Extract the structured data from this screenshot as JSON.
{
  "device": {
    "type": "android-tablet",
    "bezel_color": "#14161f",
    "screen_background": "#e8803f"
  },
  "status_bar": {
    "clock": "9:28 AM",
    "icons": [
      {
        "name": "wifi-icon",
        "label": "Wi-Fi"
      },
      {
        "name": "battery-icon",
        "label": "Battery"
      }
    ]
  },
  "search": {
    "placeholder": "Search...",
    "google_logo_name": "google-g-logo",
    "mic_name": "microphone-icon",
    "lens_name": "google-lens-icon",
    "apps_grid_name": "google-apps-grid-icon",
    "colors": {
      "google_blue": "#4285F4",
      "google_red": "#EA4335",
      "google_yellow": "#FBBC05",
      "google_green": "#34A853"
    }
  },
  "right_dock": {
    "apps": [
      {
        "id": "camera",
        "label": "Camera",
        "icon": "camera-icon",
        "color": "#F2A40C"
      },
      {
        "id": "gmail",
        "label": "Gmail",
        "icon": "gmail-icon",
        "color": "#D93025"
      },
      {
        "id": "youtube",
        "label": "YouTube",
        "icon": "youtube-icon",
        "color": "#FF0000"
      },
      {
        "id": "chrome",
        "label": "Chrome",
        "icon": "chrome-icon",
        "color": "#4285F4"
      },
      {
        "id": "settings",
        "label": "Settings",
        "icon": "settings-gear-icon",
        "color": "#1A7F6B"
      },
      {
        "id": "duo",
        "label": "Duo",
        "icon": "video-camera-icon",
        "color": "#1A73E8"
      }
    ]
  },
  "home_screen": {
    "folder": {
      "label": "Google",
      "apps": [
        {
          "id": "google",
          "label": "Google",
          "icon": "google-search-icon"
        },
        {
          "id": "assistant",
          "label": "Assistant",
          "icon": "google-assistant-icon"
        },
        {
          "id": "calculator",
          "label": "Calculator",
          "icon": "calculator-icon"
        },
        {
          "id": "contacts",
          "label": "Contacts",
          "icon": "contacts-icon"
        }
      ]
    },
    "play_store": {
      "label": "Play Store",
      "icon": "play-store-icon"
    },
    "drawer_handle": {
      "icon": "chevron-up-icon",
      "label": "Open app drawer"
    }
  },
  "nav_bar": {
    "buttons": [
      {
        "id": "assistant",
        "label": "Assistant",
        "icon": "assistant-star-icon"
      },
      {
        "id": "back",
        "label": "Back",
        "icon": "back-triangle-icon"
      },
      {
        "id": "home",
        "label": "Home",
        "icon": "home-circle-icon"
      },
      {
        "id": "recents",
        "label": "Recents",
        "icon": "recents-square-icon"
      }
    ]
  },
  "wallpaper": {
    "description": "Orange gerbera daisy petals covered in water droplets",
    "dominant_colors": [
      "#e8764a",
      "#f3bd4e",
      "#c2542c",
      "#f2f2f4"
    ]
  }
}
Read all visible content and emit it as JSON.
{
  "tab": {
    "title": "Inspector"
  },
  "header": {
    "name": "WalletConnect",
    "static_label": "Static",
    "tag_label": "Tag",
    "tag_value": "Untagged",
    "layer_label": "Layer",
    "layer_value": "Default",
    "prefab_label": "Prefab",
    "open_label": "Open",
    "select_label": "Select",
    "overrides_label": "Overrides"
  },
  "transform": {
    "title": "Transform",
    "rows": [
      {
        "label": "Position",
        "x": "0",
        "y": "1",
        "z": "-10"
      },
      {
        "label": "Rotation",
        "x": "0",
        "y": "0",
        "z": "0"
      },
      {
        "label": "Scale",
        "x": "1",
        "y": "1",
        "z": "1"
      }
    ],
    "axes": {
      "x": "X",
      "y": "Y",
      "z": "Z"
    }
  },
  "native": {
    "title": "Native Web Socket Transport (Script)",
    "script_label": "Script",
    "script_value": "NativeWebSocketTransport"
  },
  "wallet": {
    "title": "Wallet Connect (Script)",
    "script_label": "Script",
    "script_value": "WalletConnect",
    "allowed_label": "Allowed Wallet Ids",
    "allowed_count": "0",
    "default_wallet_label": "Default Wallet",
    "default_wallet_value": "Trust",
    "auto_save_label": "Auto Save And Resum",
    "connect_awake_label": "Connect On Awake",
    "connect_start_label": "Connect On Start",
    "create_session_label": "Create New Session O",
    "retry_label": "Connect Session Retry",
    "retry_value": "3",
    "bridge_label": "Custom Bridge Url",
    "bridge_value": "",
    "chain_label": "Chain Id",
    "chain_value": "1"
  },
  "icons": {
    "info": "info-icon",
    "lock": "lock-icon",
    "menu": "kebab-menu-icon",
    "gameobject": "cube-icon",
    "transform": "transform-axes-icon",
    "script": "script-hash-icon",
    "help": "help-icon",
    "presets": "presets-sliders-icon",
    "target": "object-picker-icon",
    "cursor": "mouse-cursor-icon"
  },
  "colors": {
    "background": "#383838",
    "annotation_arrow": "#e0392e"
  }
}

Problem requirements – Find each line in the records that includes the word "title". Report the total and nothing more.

Exercise response – 4